> [INPUT DATA]
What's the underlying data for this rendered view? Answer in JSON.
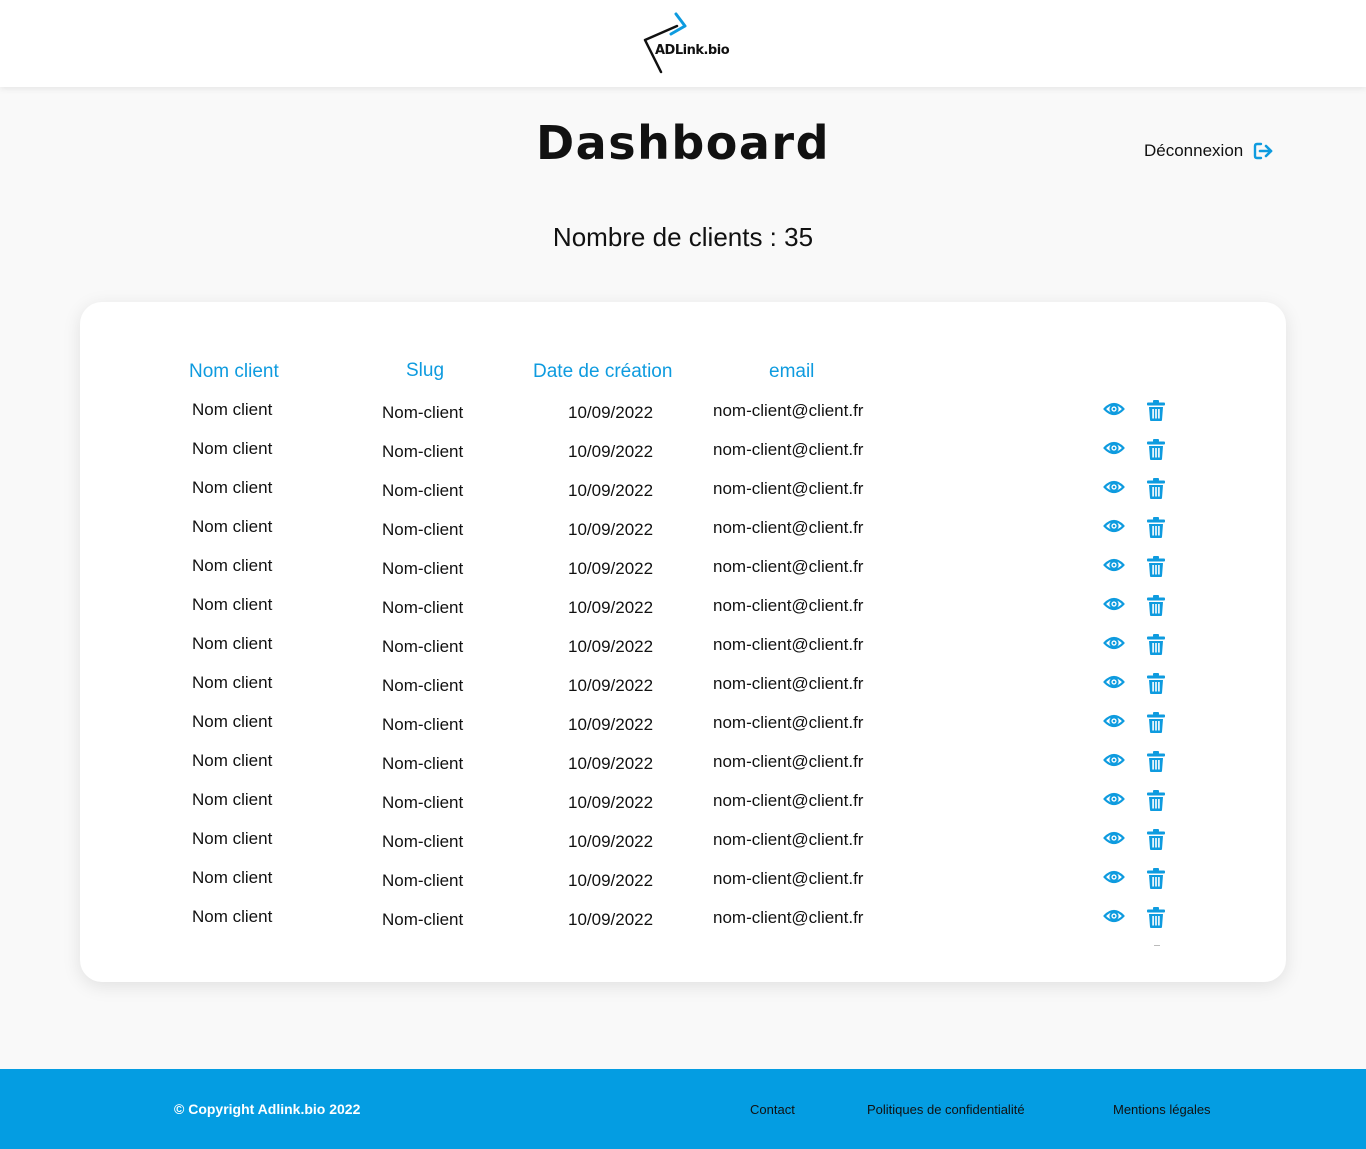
{
  "header": {
    "logo_text": "ADLink.bio"
  },
  "page": {
    "title": "Dashboard",
    "logout_label": "Déconnexion",
    "client_count_text": "Nombre de clients : 35"
  },
  "table": {
    "headers": {
      "name": "Nom client",
      "slug": "Slug",
      "date": "Date de création",
      "email": "email"
    },
    "rows": [
      {
        "name": "Nom client",
        "slug": "Nom-client",
        "date": "10/09/2022",
        "email": "nom-client@client.fr"
      },
      {
        "name": "Nom client",
        "slug": "Nom-client",
        "date": "10/09/2022",
        "email": "nom-client@client.fr"
      },
      {
        "name": "Nom client",
        "slug": "Nom-client",
        "date": "10/09/2022",
        "email": "nom-client@client.fr"
      },
      {
        "name": "Nom client",
        "slug": "Nom-client",
        "date": "10/09/2022",
        "email": "nom-client@client.fr"
      },
      {
        "name": "Nom client",
        "slug": "Nom-client",
        "date": "10/09/2022",
        "email": "nom-client@client.fr"
      },
      {
        "name": "Nom client",
        "slug": "Nom-client",
        "date": "10/09/2022",
        "email": "nom-client@client.fr"
      },
      {
        "name": "Nom client",
        "slug": "Nom-client",
        "date": "10/09/2022",
        "email": "nom-client@client.fr"
      },
      {
        "name": "Nom client",
        "slug": "Nom-client",
        "date": "10/09/2022",
        "email": "nom-client@client.fr"
      },
      {
        "name": "Nom client",
        "slug": "Nom-client",
        "date": "10/09/2022",
        "email": "nom-client@client.fr"
      },
      {
        "name": "Nom client",
        "slug": "Nom-client",
        "date": "10/09/2022",
        "email": "nom-client@client.fr"
      },
      {
        "name": "Nom client",
        "slug": "Nom-client",
        "date": "10/09/2022",
        "email": "nom-client@client.fr"
      },
      {
        "name": "Nom client",
        "slug": "Nom-client",
        "date": "10/09/2022",
        "email": "nom-client@client.fr"
      },
      {
        "name": "Nom client",
        "slug": "Nom-client",
        "date": "10/09/2022",
        "email": "nom-client@client.fr"
      },
      {
        "name": "Nom client",
        "slug": "Nom-client",
        "date": "10/09/2022",
        "email": "nom-client@client.fr"
      }
    ],
    "row_actions": [
      "eye-icon",
      "trash-icon"
    ]
  },
  "footer": {
    "copyright": "© Copyright Adlink.bio 2022",
    "links": [
      "Contact",
      "Politiques de confidentialité",
      "Mentions légales"
    ]
  },
  "colors": {
    "accent": "#0e9bdf",
    "footer_bg": "#049de2",
    "page_bg": "#f9f9f9"
  }
}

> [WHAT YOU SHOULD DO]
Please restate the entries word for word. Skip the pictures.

> [RESULT OF THE TASK]
What's the underlying data for this rendered view? Answer in JSON.
{
  "header": {
    "logo_text": "ADLink.bio"
  },
  "page": {
    "title": "Dashboard",
    "logout_label": "Déconnexion",
    "client_count_text": "Nombre de clients : 35"
  },
  "table": {
    "headers": {
      "name": "Nom client",
      "slug": "Slug",
      "date": "Date de création",
      "email": "email"
    },
    "rows": [
      {
        "name": "Nom client",
        "slug": "Nom-client",
        "date": "10/09/2022",
        "email": "nom-client@client.fr"
      },
      {
        "name": "Nom client",
        "slug": "Nom-client",
        "date": "10/09/2022",
        "email": "nom-client@client.fr"
      },
      {
        "name": "Nom client",
        "slug": "Nom-client",
        "date": "10/09/2022",
        "email": "nom-client@client.fr"
      },
      {
        "name": "Nom client",
        "slug": "Nom-client",
        "date": "10/09/2022",
        "email": "nom-client@client.fr"
      },
      {
        "name": "Nom client",
        "slug": "Nom-client",
        "date": "10/09/2022",
        "email": "nom-client@client.fr"
      },
      {
        "name": "Nom client",
        "slug": "Nom-client",
        "date": "10/09/2022",
        "email": "nom-client@client.fr"
      },
      {
        "name": "Nom client",
        "slug": "Nom-client",
        "date": "10/09/2022",
        "email": "nom-client@client.fr"
      },
      {
        "name": "Nom client",
        "slug": "Nom-client",
        "date": "10/09/2022",
        "email": "nom-client@client.fr"
      },
      {
        "name": "Nom client",
        "slug": "Nom-client",
        "date": "10/09/2022",
        "email": "nom-client@client.fr"
      },
      {
        "name": "Nom client",
        "slug": "Nom-client",
        "date": "10/09/2022",
        "email": "nom-client@client.fr"
      },
      {
        "name": "Nom client",
        "slug": "Nom-client",
        "date": "10/09/2022",
        "email": "nom-client@client.fr"
      },
      {
        "name": "Nom client",
        "slug": "Nom-client",
        "date": "10/09/2022",
        "email": "nom-client@client.fr"
      },
      {
        "name": "Nom client",
        "slug": "Nom-client",
        "date": "10/09/2022",
        "email": "nom-client@client.fr"
      },
      {
        "name": "Nom client",
        "slug": "Nom-client",
        "date": "10/09/2022",
        "email": "nom-client@client.fr"
      }
    ],
    "row_actions": [
      "eye-icon",
      "trash-icon"
    ]
  },
  "footer": {
    "copyright": "© Copyright Adlink.bio 2022",
    "links": [
      "Contact",
      "Politiques de confidentialité",
      "Mentions légales"
    ]
  },
  "colors": {
    "accent": "#0e9bdf",
    "footer_bg": "#049de2",
    "page_bg": "#f9f9f9"
  }
}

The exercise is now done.